┌──

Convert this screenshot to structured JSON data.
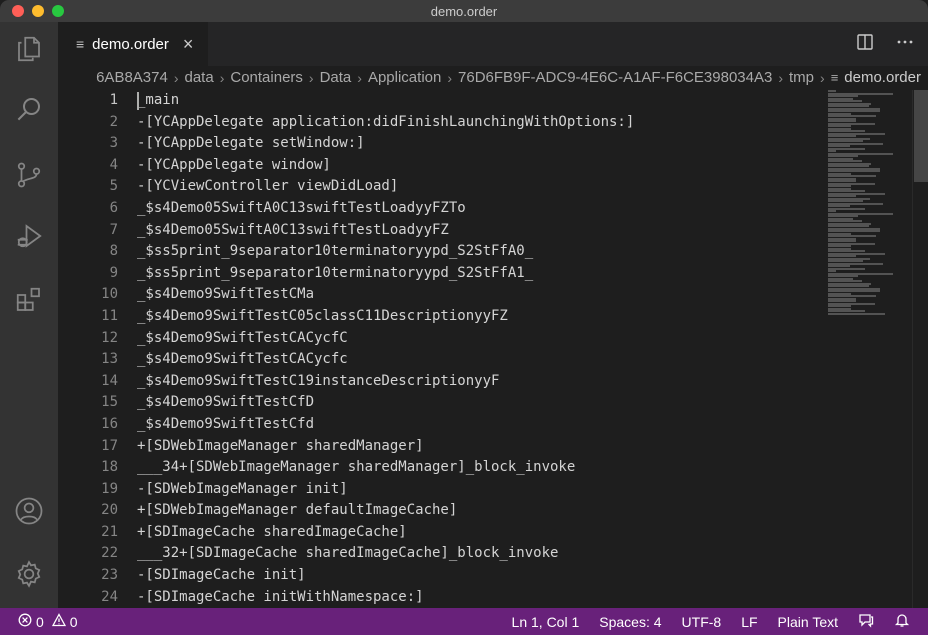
{
  "window": {
    "title": "demo.order"
  },
  "activity_bar": {
    "icons": [
      "explorer-icon",
      "search-icon",
      "source-control-icon",
      "run-debug-icon",
      "extensions-icon",
      "account-icon",
      "settings-gear-icon"
    ]
  },
  "tabs": [
    {
      "label": "demo.order",
      "active": true
    }
  ],
  "breadcrumb": {
    "segments": [
      "6AB8A374",
      "data",
      "Containers",
      "Data",
      "Application",
      "76D6FB9F-ADC9-4E6C-A1AF-F6CE398034A3",
      "tmp"
    ],
    "file": "demo.order"
  },
  "editor": {
    "line_numbers": [
      "1",
      "2",
      "3",
      "4",
      "5",
      "6",
      "7",
      "8",
      "9",
      "10",
      "11",
      "12",
      "13",
      "14",
      "15",
      "16",
      "17",
      "18",
      "19",
      "20",
      "21",
      "22",
      "23",
      "24"
    ],
    "lines": [
      "_main",
      "-[YCAppDelegate application:didFinishLaunchingWithOptions:]",
      "-[YCAppDelegate setWindow:]",
      "-[YCAppDelegate window]",
      "-[YCViewController viewDidLoad]",
      "_$s4Demo05SwiftA0C13swiftTestLoadyyFZTo",
      "_$s4Demo05SwiftA0C13swiftTestLoadyyFZ",
      "_$ss5print_9separator10terminatoryypd_S2StFfA0_",
      "_$ss5print_9separator10terminatoryypd_S2StFfA1_",
      "_$s4Demo9SwiftTestCMa",
      "_$s4Demo9SwiftTestC05classC11DescriptionyyFZ",
      "_$s4Demo9SwiftTestCACycfC",
      "_$s4Demo9SwiftTestCACycfc",
      "_$s4Demo9SwiftTestC19instanceDescriptionyyF",
      "_$s4Demo9SwiftTestCfD",
      "_$s4Demo9SwiftTestCfd",
      "+[SDWebImageManager sharedManager]",
      "___34+[SDWebImageManager sharedManager]_block_invoke",
      "-[SDWebImageManager init]",
      "+[SDWebImageManager defaultImageCache]",
      "+[SDImageCache sharedImageCache]",
      "___32+[SDImageCache sharedImageCache]_block_invoke",
      "-[SDImageCache init]",
      "-[SDImageCache initWithNamespace:]"
    ]
  },
  "status_bar": {
    "errors": "0",
    "warnings": "0",
    "position": "Ln 1, Col 1",
    "indent": "Spaces: 4",
    "encoding": "UTF-8",
    "eol": "LF",
    "language": "Plain Text"
  },
  "colors": {
    "status_bar_bg": "#68217a",
    "editor_bg": "#1e1e1e",
    "activity_bar_bg": "#333333"
  }
}
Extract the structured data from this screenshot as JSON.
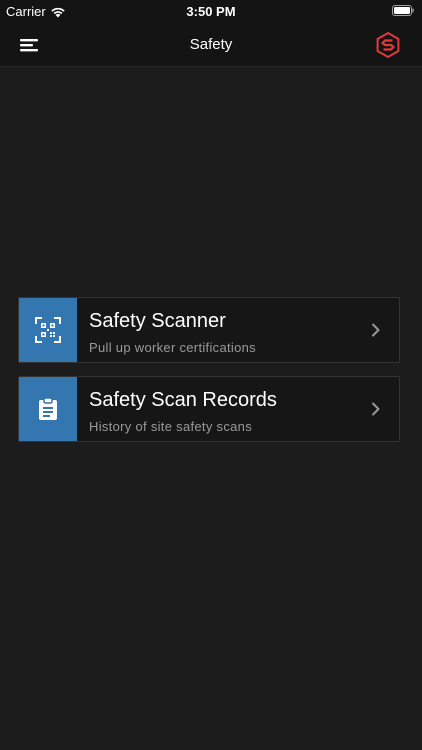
{
  "status_bar": {
    "carrier": "Carrier",
    "time": "3:50 PM",
    "wifi_icon": "wifi-icon",
    "battery_icon": "battery-icon"
  },
  "nav": {
    "title": "Safety",
    "menu_icon": "hamburger-menu-icon",
    "logo_icon": "brand-logo-icon",
    "logo_color": "#e0393e"
  },
  "cards": [
    {
      "title": "Safety Scanner",
      "subtitle": "Pull up worker certifications",
      "icon": "qr-scan-icon"
    },
    {
      "title": "Safety Scan Records",
      "subtitle": "History of site safety scans",
      "icon": "clipboard-icon"
    }
  ],
  "colors": {
    "background": "#1c1c1c",
    "accent": "#3476b0",
    "subtitle": "#9a9a9a"
  }
}
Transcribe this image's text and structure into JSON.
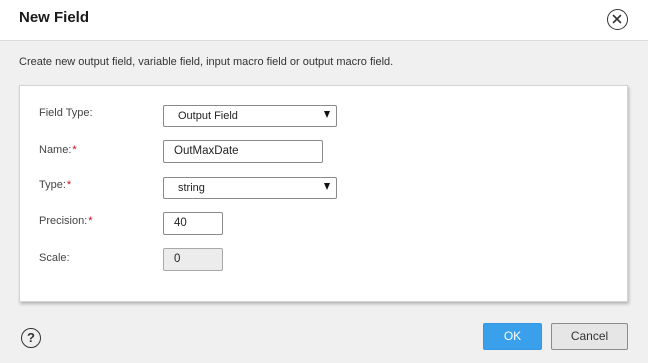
{
  "dialog": {
    "title": "New Field",
    "description": "Create new output field, variable field, input macro field or output macro field.",
    "close_icon": "close-circle-icon",
    "help_icon": "help-circle-icon",
    "help_glyph": "?"
  },
  "form": {
    "field_type": {
      "label": "Field Type:",
      "value": "Output Field",
      "required": false
    },
    "name": {
      "label": "Name:",
      "value": "OutMaxDate",
      "required": true
    },
    "type": {
      "label": "Type:",
      "value": "string",
      "required": true
    },
    "precision": {
      "label": "Precision:",
      "value": "40",
      "required": true
    },
    "scale": {
      "label": "Scale:",
      "value": "0",
      "required": false,
      "disabled": true
    },
    "required_marker": "*"
  },
  "buttons": {
    "ok_label": "OK",
    "cancel_label": "Cancel"
  },
  "colors": {
    "accent": "#3aa0ec",
    "required": "#d0021b",
    "dialog_background": "#f0f0f0"
  }
}
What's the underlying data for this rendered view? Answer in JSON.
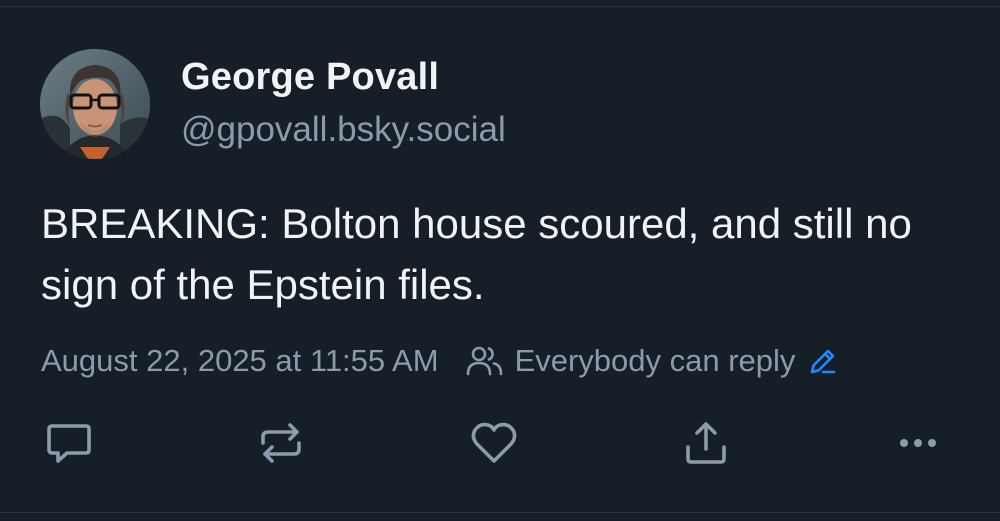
{
  "author": {
    "display_name": "George Povall",
    "handle": "@gpovall.bsky.social"
  },
  "post": {
    "text": "BREAKING: Bolton house scoured, and still no sign of the Epstein files.",
    "timestamp": "August 22, 2025 at 11:55 AM",
    "reply_setting": "Everybody can reply"
  },
  "icons": {
    "reply": "speech-bubble-icon",
    "repost": "repost-arrows-icon",
    "like": "heart-icon",
    "share": "share-upload-icon",
    "more": "more-dots-icon",
    "audience": "people-icon",
    "edit": "pencil-icon"
  },
  "colors": {
    "background": "#161e27",
    "text_primary": "#f1f3f5",
    "text_secondary": "#8d9aab",
    "accent": "#208bfe"
  }
}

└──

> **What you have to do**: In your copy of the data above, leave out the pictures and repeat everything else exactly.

> **Exercise output**:
Convert this screenshot to structured JSON data.
{
  "window": {
    "title": "demo.order"
  },
  "activity_bar": {
    "icons": [
      "explorer-icon",
      "search-icon",
      "source-control-icon",
      "run-debug-icon",
      "extensions-icon",
      "account-icon",
      "settings-gear-icon"
    ]
  },
  "tabs": [
    {
      "label": "demo.order",
      "active": true
    }
  ],
  "breadcrumb": {
    "segments": [
      "6AB8A374",
      "data",
      "Containers",
      "Data",
      "Application",
      "76D6FB9F-ADC9-4E6C-A1AF-F6CE398034A3",
      "tmp"
    ],
    "file": "demo.order"
  },
  "editor": {
    "line_numbers": [
      "1",
      "2",
      "3",
      "4",
      "5",
      "6",
      "7",
      "8",
      "9",
      "10",
      "11",
      "12",
      "13",
      "14",
      "15",
      "16",
      "17",
      "18",
      "19",
      "20",
      "21",
      "22",
      "23",
      "24"
    ],
    "lines": [
      "_main",
      "-[YCAppDelegate application:didFinishLaunchingWithOptions:]",
      "-[YCAppDelegate setWindow:]",
      "-[YCAppDelegate window]",
      "-[YCViewController viewDidLoad]",
      "_$s4Demo05SwiftA0C13swiftTestLoadyyFZTo",
      "_$s4Demo05SwiftA0C13swiftTestLoadyyFZ",
      "_$ss5print_9separator10terminatoryypd_S2StFfA0_",
      "_$ss5print_9separator10terminatoryypd_S2StFfA1_",
      "_$s4Demo9SwiftTestCMa",
      "_$s4Demo9SwiftTestC05classC11DescriptionyyFZ",
      "_$s4Demo9SwiftTestCACycfC",
      "_$s4Demo9SwiftTestCACycfc",
      "_$s4Demo9SwiftTestC19instanceDescriptionyyF",
      "_$s4Demo9SwiftTestCfD",
      "_$s4Demo9SwiftTestCfd",
      "+[SDWebImageManager sharedManager]",
      "___34+[SDWebImageManager sharedManager]_block_invoke",
      "-[SDWebImageManager init]",
      "+[SDWebImageManager defaultImageCache]",
      "+[SDImageCache sharedImageCache]",
      "___32+[SDImageCache sharedImageCache]_block_invoke",
      "-[SDImageCache init]",
      "-[SDImageCache initWithNamespace:]"
    ]
  },
  "status_bar": {
    "errors": "0",
    "warnings": "0",
    "position": "Ln 1, Col 1",
    "indent": "Spaces: 4",
    "encoding": "UTF-8",
    "eol": "LF",
    "language": "Plain Text"
  },
  "colors": {
    "status_bar_bg": "#68217a",
    "editor_bg": "#1e1e1e",
    "activity_bar_bg": "#333333"
  }
}
Extract the structured data from this screenshot as JSON.
{
  "status_bar": {
    "carrier": "Carrier",
    "time": "3:50 PM",
    "wifi_icon": "wifi-icon",
    "battery_icon": "battery-icon"
  },
  "nav": {
    "title": "Safety",
    "menu_icon": "hamburger-menu-icon",
    "logo_icon": "brand-logo-icon",
    "logo_color": "#e0393e"
  },
  "cards": [
    {
      "title": "Safety Scanner",
      "subtitle": "Pull up worker certifications",
      "icon": "qr-scan-icon"
    },
    {
      "title": "Safety Scan Records",
      "subtitle": "History of site safety scans",
      "icon": "clipboard-icon"
    }
  ],
  "colors": {
    "background": "#1c1c1c",
    "accent": "#3476b0",
    "subtitle": "#9a9a9a"
  }
}
Transcribe this image's text and structure into JSON.
{
  "dialog": {
    "title": "New Field",
    "description": "Create new output field, variable field, input macro field or output macro field.",
    "close_icon": "close-circle-icon",
    "help_icon": "help-circle-icon",
    "help_glyph": "?"
  },
  "form": {
    "field_type": {
      "label": "Field Type:",
      "value": "Output Field",
      "required": false
    },
    "name": {
      "label": "Name:",
      "value": "OutMaxDate",
      "required": true
    },
    "type": {
      "label": "Type:",
      "value": "string",
      "required": true
    },
    "precision": {
      "label": "Precision:",
      "value": "40",
      "required": true
    },
    "scale": {
      "label": "Scale:",
      "value": "0",
      "required": false,
      "disabled": true
    },
    "required_marker": "*"
  },
  "buttons": {
    "ok_label": "OK",
    "cancel_label": "Cancel"
  },
  "colors": {
    "accent": "#3aa0ec",
    "required": "#d0021b",
    "dialog_background": "#f0f0f0"
  }
}
What's the underlying data for this rendered view? Answer in JSON.
{
  "author": {
    "display_name": "George Povall",
    "handle": "@gpovall.bsky.social"
  },
  "post": {
    "text": "BREAKING: Bolton house scoured, and still no sign of the Epstein files.",
    "timestamp": "August 22, 2025 at 11:55 AM",
    "reply_setting": "Everybody can reply"
  },
  "icons": {
    "reply": "speech-bubble-icon",
    "repost": "repost-arrows-icon",
    "like": "heart-icon",
    "share": "share-upload-icon",
    "more": "more-dots-icon",
    "audience": "people-icon",
    "edit": "pencil-icon"
  },
  "colors": {
    "background": "#161e27",
    "text_primary": "#f1f3f5",
    "text_secondary": "#8d9aab",
    "accent": "#208bfe"
  }
}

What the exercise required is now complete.